Description of the task — From the records below, return every line containing the word "number".
*** Opening Provided records ***
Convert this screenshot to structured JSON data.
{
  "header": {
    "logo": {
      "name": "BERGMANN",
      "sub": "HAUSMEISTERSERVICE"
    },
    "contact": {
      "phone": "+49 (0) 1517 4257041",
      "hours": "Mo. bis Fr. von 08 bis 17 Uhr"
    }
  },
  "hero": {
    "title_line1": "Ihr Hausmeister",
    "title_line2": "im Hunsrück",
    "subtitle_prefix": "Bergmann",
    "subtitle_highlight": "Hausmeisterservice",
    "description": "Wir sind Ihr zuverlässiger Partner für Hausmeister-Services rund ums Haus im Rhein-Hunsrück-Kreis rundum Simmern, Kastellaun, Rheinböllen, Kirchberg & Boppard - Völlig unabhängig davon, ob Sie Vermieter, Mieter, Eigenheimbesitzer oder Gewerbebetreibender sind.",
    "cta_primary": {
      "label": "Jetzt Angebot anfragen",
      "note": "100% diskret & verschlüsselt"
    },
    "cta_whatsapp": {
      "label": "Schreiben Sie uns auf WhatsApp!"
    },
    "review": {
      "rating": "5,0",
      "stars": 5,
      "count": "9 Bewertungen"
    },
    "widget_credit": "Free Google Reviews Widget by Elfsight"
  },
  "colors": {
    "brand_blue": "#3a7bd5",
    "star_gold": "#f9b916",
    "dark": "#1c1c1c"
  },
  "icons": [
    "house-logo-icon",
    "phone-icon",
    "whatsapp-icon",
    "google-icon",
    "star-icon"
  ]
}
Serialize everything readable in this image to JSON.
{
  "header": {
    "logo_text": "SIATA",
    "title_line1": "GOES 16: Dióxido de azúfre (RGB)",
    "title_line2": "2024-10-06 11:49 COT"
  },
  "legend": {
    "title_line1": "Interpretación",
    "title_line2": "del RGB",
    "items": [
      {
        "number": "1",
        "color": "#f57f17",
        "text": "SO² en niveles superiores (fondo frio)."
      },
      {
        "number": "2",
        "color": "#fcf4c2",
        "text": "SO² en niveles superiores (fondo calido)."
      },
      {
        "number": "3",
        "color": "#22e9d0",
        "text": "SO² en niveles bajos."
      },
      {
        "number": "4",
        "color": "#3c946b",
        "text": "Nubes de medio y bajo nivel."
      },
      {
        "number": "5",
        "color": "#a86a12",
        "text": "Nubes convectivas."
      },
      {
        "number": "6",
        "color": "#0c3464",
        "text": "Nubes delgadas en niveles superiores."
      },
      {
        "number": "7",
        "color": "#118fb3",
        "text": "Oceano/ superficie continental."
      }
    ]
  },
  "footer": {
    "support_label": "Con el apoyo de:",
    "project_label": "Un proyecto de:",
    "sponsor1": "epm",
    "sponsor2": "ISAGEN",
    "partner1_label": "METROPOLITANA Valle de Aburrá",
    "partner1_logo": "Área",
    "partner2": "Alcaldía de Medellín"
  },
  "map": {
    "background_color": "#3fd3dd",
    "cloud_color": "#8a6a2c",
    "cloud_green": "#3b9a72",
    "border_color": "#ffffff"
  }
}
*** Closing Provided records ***
Your solution —
        "number": "1",
        "number": "2",
        "number": "3",
        "number": "4",
        "number": "5",
        "number": "6",
        "number": "7",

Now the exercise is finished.